**48**, 013506 (2007)ADSMathSciNetCrossRefGoogle Scholar - 16.H.E. Stanley, Rev. Mod. Phys.
**71**, 2 (1999)CrossRefGoogle Scholar - 17.H. Liu, H. Lü, M. Luo, K.N. Shao, J. High Energy Phys.
**1012**, 054 (2010)ADSCrossRefGoogle Scholar - 18.H. Quevedo, M.N. Quevedo, Electr. J. Theor. Phys.
**2011**, 1 (2011)Google Scholar - 19.H. Quevedo, M.N. Quevedo, A. Sánchez, Phys. Rev. D
**94**, 024057 (2016)ADSMathSciNetCrossRefGoogle Scholar - 20.H. Quevedo, M.N. Quevedo, A. Sánchez, S. Taj, Phys. Scr.
**8**, 084007 (2014)ADSCrossRefGoogle Scholar - 21.J.E. Åman, N. Pidokrajt, Gen. Rel. Grav.
**38**, 1305 (2006)ADSCrossRefGoogle Scholar - 22.J.E. Åman, N. Pidokrajt, Phys. Rev. D
**73**, 024017 (2006)ADSMathSciNetCrossRefGoogle Scholar - 23.P.C.W. Davies, Rep. Prog. Phys.
**41**, 1313 (1977)ADSCrossRefGoogle Scholar - 24.H. Stephani, D. Kramer, M. MacCallum, C. Hoenselaers, E. Herlt,
*Exact Solutions of Einstein’s Field Equations*(Cambridge University Press, Cambridge, 2003)CrossRefGoogle Scholar - 25.G.W. Gibbons, M.J. Perry, C.N. Pope, Class. Quantum Gravity
**22**, 1503 (2005)ADSCrossRefGoogle Scholar - 26.A. Ashtekar, T. Pawlowski, C. van den Broeck, Class. Quantum Gravity
**24**, 625 (2007)ADSCrossRefGoogle Scholar - 27.M.M. Caldarelli, G. Cognola, D. Klemm, Class. Quantum Gravity
**17**, 399 (2000)ADSCrossRefGoogle Scholar - 28.Y.S. Myung, Y.W. Kim, Y.J. Park, Phys. Rev. D
**78**, 084002 (2008)ADSMathSciNetCrossRefGoogle Scholar - 29.M. Born, L. Infeld, Proc. R. Soc. Lond. A
**144**, 425 (1934)ADSCrossRefGoogle Scholar - 30.D.L. Wiltshire, Phys. Lett. B
**169**, 36 (1986)ADSMathSciNetCrossRefGoogle Scholar - 31.D.L. Wiltshire, Phys. Rev. D
**38**, 2445 (1988)ADSMathSciNetCrossRefGoogle Scholar - 32.E. Herskovich, M.G. Richarte, Phys. Lett. B
**689**, 192 (2010)ADSMathSciNetCrossRefGoogle Scholar

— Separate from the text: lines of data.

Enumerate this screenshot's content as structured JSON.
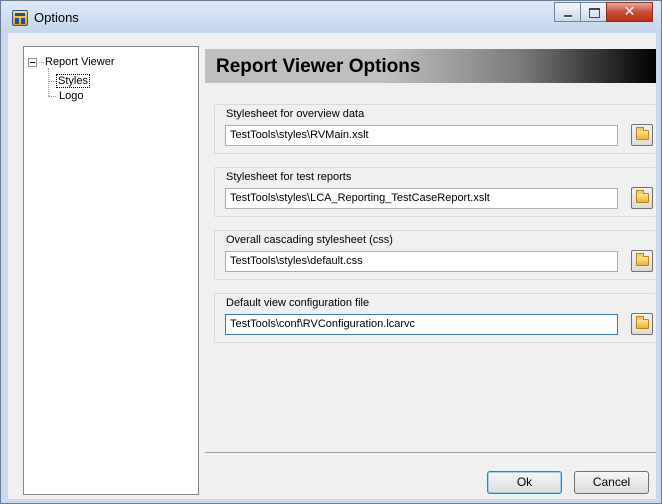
{
  "window": {
    "title": "Options",
    "icon": "options-app-icon",
    "close_glyph": "✕"
  },
  "tree": {
    "root_label": "Report Viewer",
    "children": [
      {
        "label": "Styles",
        "selected": true
      },
      {
        "label": "Logo",
        "selected": false
      }
    ]
  },
  "panel": {
    "title": "Report Viewer Options"
  },
  "groups": [
    {
      "label": "Stylesheet for overview data",
      "value": "TestTools\\styles\\RVMain.xslt"
    },
    {
      "label": "Stylesheet for test reports",
      "value": "TestTools\\styles\\LCA_Reporting_TestCaseReport.xslt"
    },
    {
      "label": "Overall cascading stylesheet (css)",
      "value": "TestTools\\styles\\default.css"
    },
    {
      "label": "Default view configuration file",
      "value": "TestTools\\conf\\RVConfiguration.lcarvc"
    }
  ],
  "buttons": {
    "ok": "Ok",
    "cancel": "Cancel"
  },
  "colors": {
    "header_gradient_start": "#bfbfbf",
    "header_gradient_end": "#000000",
    "focus_border": "#3d7bad"
  }
}
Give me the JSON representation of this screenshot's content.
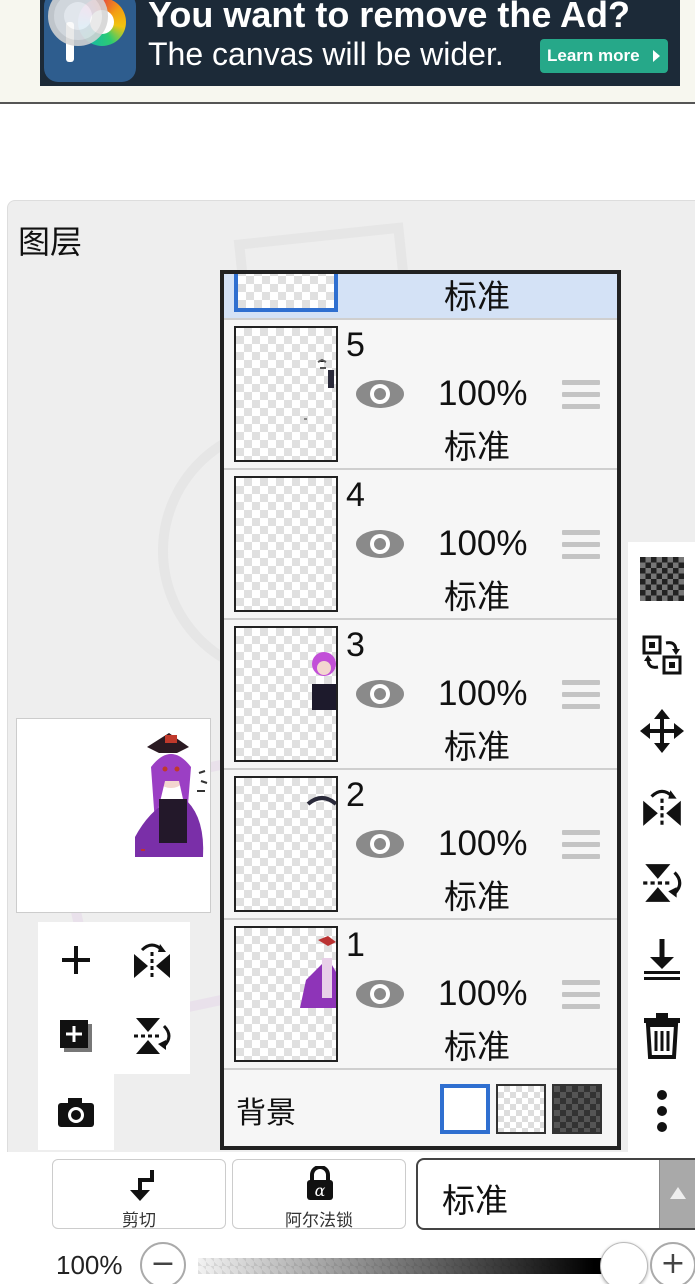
{
  "ad": {
    "headline": "You want to remove the Ad?",
    "subline": "The canvas will be wider.",
    "learn_more": "Learn more",
    "accent": "#26a889"
  },
  "panel": {
    "title": "图层"
  },
  "layers": [
    {
      "name": "",
      "opacity": "",
      "blend": "标准",
      "selected": true,
      "visible": true
    },
    {
      "name": "5",
      "opacity": "100%",
      "blend": "标准",
      "selected": false,
      "visible": true
    },
    {
      "name": "4",
      "opacity": "100%",
      "blend": "标准",
      "selected": false,
      "visible": true
    },
    {
      "name": "3",
      "opacity": "100%",
      "blend": "标准",
      "selected": false,
      "visible": true
    },
    {
      "name": "2",
      "opacity": "100%",
      "blend": "标准",
      "selected": false,
      "visible": true
    },
    {
      "name": "1",
      "opacity": "100%",
      "blend": "标准",
      "selected": false,
      "visible": true
    }
  ],
  "background_row": {
    "label": "背景",
    "options": [
      "white",
      "transparent",
      "dark-checker"
    ],
    "selected": "white"
  },
  "left_tools": [
    "add-layer-icon",
    "flip-horizontal-icon",
    "add-copy-layer-icon",
    "flip-vertical-icon",
    "camera-icon"
  ],
  "right_tools": [
    "checker-icon",
    "transform-layer-icon",
    "move-icon",
    "flip-horizontal-icon",
    "flip-vertical-icon",
    "merge-down-icon",
    "trash-icon",
    "more-icon"
  ],
  "bottom": {
    "clip_label": "剪切",
    "alpha_lock_label": "阿尔法锁",
    "blend_mode": "标准",
    "opacity_label": "100%",
    "opacity_value": 1.0
  },
  "colors": {
    "selection_blue": "#2f6fd0",
    "selected_row": "#d4e2f6",
    "panel_bg": "#eeeeee"
  }
}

## Copyright information

**Open Access**This article is distributed under the terms of the Creative Commons Attribution 4.0 International License (http://creativecommons.org/licenses/by/4.0/), which permits unrestricted use, distribution, and reproduction in any medium, provided you give appropriate credit to the original author(s) and the source, provide a link to the Creative Commons license, and indicate if changes were made.

Funded by SCOAP^{3}